→ Exercise requirements
In the lines below, count those containing the word "title" and give the number alone.

→ Data provided
##########

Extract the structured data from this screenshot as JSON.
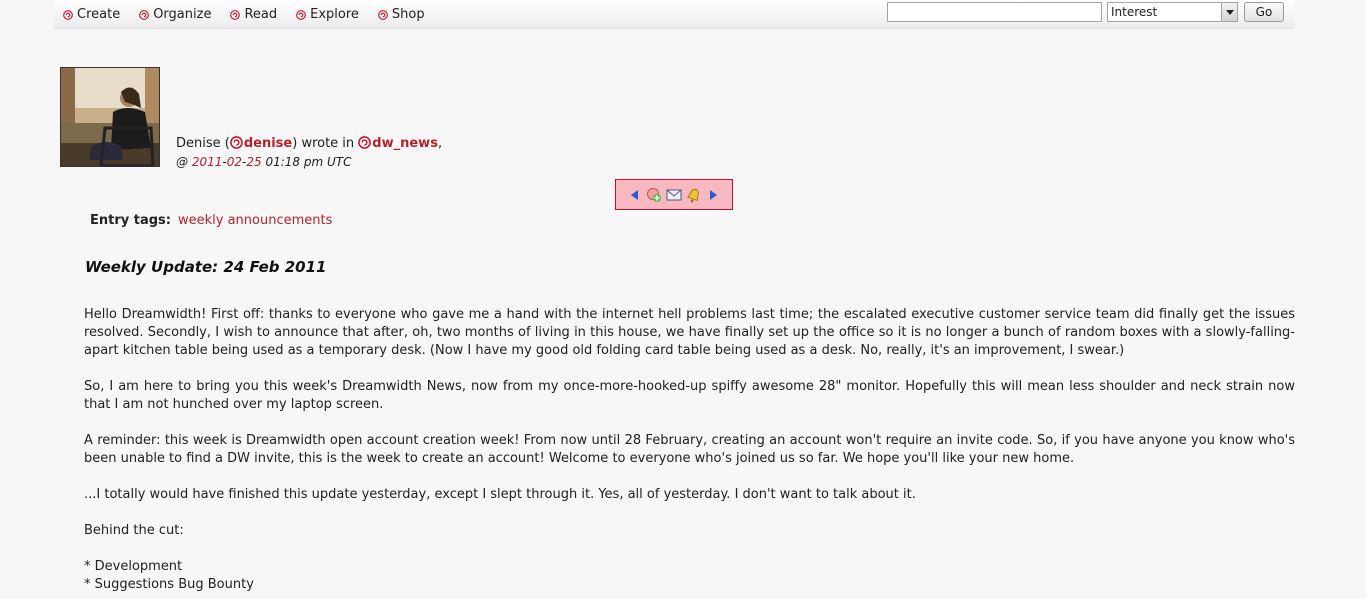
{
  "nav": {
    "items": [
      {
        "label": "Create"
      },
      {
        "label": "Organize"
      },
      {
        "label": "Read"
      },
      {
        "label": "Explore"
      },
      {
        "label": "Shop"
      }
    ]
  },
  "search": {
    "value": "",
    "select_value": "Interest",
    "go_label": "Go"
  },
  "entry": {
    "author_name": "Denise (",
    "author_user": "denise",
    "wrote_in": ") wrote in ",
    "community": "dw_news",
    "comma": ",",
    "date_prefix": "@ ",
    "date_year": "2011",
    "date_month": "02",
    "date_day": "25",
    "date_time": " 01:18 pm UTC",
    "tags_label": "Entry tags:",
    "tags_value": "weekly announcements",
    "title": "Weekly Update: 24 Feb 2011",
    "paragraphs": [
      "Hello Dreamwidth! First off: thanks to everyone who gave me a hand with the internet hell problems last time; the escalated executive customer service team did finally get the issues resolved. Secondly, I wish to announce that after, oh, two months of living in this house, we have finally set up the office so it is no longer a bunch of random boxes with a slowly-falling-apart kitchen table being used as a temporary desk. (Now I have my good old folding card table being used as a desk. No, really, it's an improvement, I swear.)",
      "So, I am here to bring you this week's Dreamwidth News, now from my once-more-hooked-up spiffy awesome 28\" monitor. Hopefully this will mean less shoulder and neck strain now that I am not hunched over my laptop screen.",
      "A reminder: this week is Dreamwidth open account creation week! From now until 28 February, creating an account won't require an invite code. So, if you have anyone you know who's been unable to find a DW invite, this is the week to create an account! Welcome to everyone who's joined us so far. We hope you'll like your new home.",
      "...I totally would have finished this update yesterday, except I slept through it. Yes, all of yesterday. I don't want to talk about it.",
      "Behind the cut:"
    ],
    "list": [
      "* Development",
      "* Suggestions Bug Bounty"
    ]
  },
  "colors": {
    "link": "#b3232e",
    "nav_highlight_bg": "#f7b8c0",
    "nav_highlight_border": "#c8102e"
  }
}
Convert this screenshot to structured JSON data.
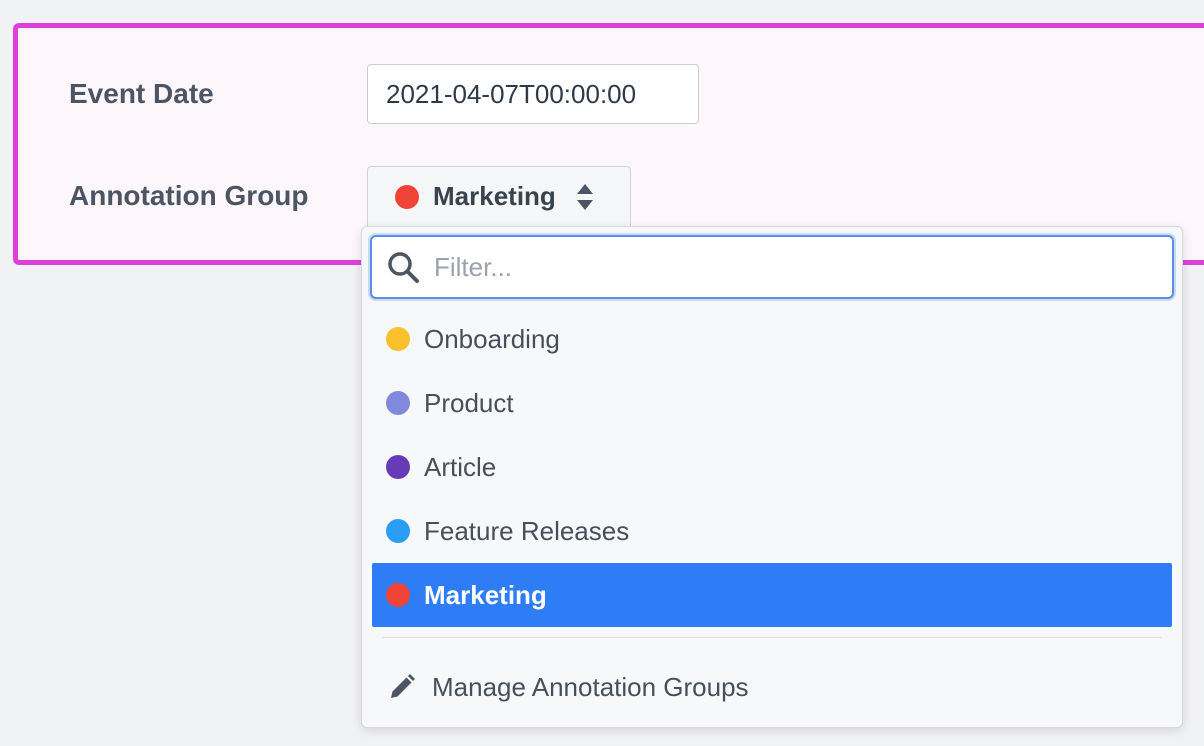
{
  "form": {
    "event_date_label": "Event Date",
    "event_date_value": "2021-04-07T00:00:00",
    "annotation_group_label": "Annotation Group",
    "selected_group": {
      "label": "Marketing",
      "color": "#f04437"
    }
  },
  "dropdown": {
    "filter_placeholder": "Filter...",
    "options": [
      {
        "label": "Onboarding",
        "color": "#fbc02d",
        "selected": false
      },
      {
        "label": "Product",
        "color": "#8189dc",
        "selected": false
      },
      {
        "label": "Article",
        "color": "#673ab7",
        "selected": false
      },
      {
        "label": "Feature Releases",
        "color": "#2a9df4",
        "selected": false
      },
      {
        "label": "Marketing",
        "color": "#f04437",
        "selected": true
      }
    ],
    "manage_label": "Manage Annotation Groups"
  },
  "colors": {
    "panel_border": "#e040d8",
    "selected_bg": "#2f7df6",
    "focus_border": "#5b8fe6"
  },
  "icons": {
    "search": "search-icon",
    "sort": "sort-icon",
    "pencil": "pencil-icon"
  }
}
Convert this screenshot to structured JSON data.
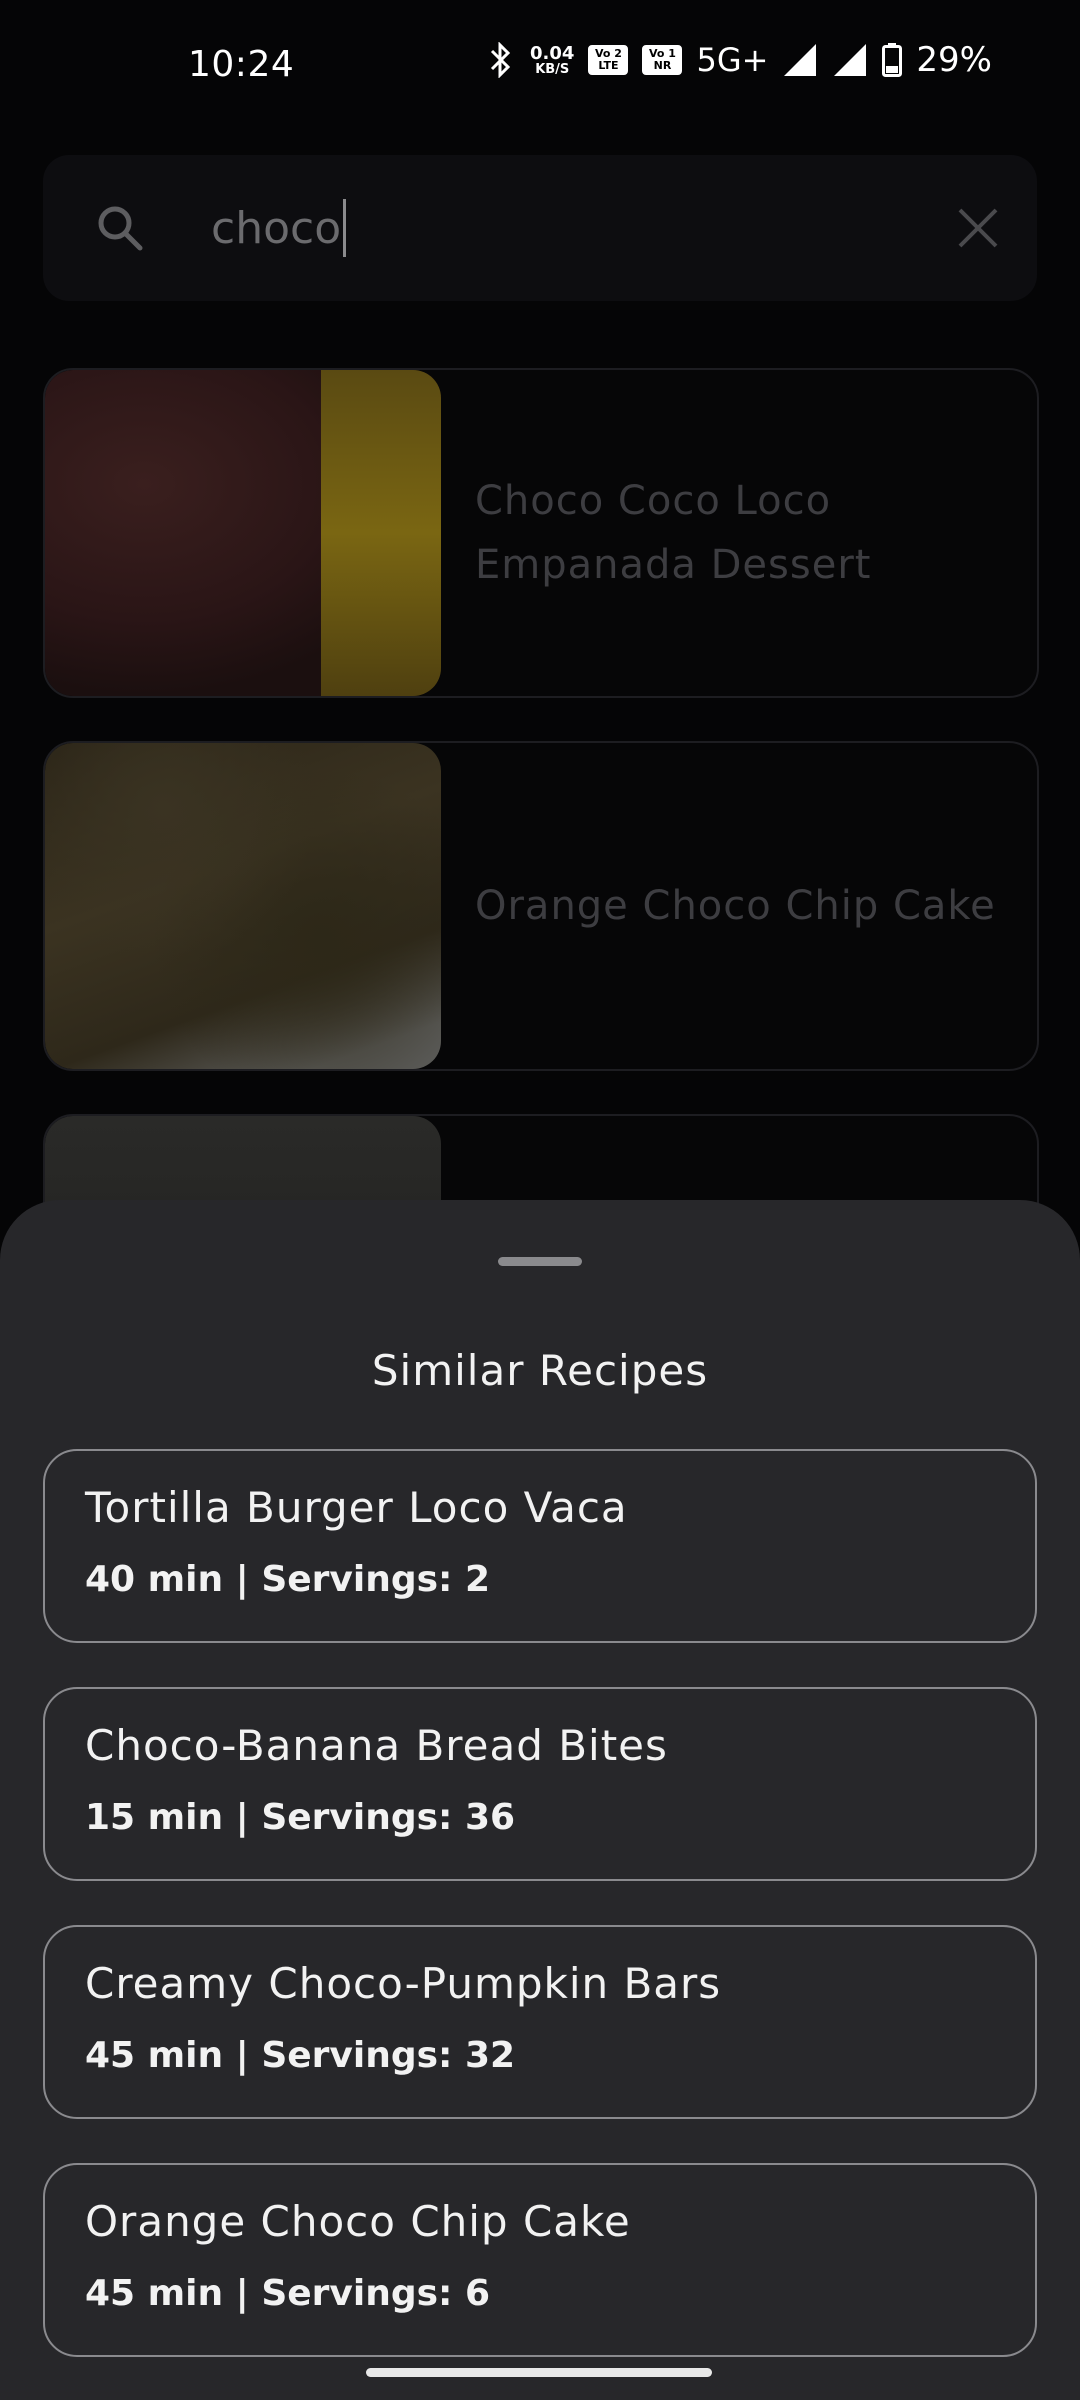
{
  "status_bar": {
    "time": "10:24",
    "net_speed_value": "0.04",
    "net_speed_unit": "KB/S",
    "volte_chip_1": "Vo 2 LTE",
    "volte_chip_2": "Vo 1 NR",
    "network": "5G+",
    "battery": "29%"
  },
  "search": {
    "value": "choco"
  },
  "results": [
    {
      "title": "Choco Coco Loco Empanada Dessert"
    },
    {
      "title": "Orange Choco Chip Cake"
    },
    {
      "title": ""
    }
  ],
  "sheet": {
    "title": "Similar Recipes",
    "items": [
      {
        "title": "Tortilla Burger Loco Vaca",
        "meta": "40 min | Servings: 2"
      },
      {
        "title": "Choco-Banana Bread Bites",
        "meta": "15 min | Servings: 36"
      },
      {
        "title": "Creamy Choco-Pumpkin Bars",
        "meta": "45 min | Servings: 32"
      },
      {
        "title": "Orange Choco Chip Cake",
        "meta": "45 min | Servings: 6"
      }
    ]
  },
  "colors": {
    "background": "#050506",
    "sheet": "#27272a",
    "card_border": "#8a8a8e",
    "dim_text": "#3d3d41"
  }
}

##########

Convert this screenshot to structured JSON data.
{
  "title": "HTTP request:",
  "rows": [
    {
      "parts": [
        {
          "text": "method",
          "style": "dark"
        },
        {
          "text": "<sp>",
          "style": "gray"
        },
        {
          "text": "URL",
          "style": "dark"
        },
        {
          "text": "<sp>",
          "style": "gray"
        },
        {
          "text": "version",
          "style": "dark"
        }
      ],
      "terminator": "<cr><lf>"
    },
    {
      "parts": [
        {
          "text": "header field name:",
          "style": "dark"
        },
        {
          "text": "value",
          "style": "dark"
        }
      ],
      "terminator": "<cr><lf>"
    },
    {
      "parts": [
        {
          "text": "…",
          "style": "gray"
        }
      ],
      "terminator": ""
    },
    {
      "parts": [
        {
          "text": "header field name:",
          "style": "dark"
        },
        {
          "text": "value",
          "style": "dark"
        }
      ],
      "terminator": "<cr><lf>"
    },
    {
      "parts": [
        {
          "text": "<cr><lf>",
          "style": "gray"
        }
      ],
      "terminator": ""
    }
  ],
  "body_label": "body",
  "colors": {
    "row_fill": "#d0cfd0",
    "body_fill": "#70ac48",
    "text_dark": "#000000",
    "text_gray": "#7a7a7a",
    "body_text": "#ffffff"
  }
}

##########

→ Task answer
10